### [Task to carry out]
Starting with the first line, output the data exactly through to the end.

### [Material shown]
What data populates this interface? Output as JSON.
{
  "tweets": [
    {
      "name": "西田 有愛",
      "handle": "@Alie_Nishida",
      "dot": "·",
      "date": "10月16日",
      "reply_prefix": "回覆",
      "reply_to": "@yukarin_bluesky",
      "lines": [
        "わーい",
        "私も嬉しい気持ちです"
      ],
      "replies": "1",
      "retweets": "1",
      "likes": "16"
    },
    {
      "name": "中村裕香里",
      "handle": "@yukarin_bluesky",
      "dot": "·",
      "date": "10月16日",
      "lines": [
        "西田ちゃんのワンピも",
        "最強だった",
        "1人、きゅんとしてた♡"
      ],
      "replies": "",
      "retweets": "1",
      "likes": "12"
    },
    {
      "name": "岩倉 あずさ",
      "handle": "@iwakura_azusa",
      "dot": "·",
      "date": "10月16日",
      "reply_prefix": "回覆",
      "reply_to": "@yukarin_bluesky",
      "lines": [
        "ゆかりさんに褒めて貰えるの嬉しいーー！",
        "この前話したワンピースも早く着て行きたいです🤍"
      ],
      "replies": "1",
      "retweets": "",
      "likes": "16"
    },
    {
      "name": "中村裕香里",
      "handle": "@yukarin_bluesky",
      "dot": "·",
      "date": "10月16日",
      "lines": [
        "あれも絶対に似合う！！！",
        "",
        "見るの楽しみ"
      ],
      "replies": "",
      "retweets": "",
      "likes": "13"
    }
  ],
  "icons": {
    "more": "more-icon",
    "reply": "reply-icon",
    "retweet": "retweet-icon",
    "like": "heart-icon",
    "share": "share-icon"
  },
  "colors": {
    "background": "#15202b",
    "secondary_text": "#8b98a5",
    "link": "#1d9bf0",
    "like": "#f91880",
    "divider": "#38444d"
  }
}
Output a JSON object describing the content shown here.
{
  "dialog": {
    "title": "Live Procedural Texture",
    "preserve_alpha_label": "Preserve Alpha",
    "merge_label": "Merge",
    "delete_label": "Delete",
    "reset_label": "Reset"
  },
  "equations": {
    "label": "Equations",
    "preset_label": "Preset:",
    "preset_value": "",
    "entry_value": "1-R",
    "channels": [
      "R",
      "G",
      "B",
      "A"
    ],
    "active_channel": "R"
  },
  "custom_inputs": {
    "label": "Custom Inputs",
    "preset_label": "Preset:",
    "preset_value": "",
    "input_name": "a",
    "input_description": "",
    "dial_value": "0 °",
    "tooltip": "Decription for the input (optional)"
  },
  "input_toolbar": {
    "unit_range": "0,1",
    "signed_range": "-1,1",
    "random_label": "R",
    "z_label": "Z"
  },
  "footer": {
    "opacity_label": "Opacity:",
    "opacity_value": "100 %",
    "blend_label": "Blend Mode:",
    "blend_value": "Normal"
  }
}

### [Expected answer]
What data populates this interface? Output as JSON.
{
  "tweets": [
    {
      "name": "西田 有愛",
      "handle": "@Alie_Nishida",
      "dot": "·",
      "date": "10月16日",
      "reply_prefix": "回覆",
      "reply_to": "@yukarin_bluesky",
      "lines": [
        "わーい",
        "私も嬉しい気持ちです"
      ],
      "replies": "1",
      "retweets": "1",
      "likes": "16"
    },
    {
      "name": "中村裕香里",
      "handle": "@yukarin_bluesky",
      "dot": "·",
      "date": "10月16日",
      "lines": [
        "西田ちゃんのワンピも",
        "最強だった",
        "1人、きゅんとしてた♡"
      ],
      "replies": "",
      "retweets": "1",
      "likes": "12"
    },
    {
      "name": "岩倉 あずさ",
      "handle": "@iwakura_azusa",
      "dot": "·",
      "date": "10月16日",
      "reply_prefix": "回覆",
      "reply_to": "@yukarin_bluesky",
      "lines": [
        "ゆかりさんに褒めて貰えるの嬉しいーー！",
        "この前話したワンピースも早く着て行きたいです🤍"
      ],
      "replies": "1",
      "retweets": "",
      "likes": "16"
    },
    {
      "name": "中村裕香里",
      "handle": "@yukarin_bluesky",
      "dot": "·",
      "date": "10月16日",
      "lines": [
        "あれも絶対に似合う！！！",
        "",
        "見るの楽しみ"
      ],
      "replies": "",
      "retweets": "",
      "likes": "13"
    }
  ],
  "icons": {
    "more": "more-icon",
    "reply": "reply-icon",
    "retweet": "retweet-icon",
    "like": "heart-icon",
    "share": "share-icon"
  },
  "colors": {
    "background": "#15202b",
    "secondary_text": "#8b98a5",
    "link": "#1d9bf0",
    "like": "#f91880",
    "divider": "#38444d"
  }
}
Output a JSON object describing the content shown here.
{
  "dialog": {
    "title": "Live Procedural Texture",
    "preserve_alpha_label": "Preserve Alpha",
    "merge_label": "Merge",
    "delete_label": "Delete",
    "reset_label": "Reset"
  },
  "equations": {
    "label": "Equations",
    "preset_label": "Preset:",
    "preset_value": "",
    "entry_value": "1-R",
    "channels": [
      "R",
      "G",
      "B",
      "A"
    ],
    "active_channel": "R"
  },
  "custom_inputs": {
    "label": "Custom Inputs",
    "preset_label": "Preset:",
    "preset_value": "",
    "input_name": "a",
    "input_description": "",
    "dial_value": "0 °",
    "tooltip": "Decription for the input (optional)"
  },
  "input_toolbar": {
    "unit_range": "0,1",
    "signed_range": "-1,1",
    "random_label": "R",
    "z_label": "Z"
  },
  "footer": {
    "opacity_label": "Opacity:",
    "opacity_value": "100 %",
    "blend_label": "Blend Mode:",
    "blend_value": "Normal"
  }
}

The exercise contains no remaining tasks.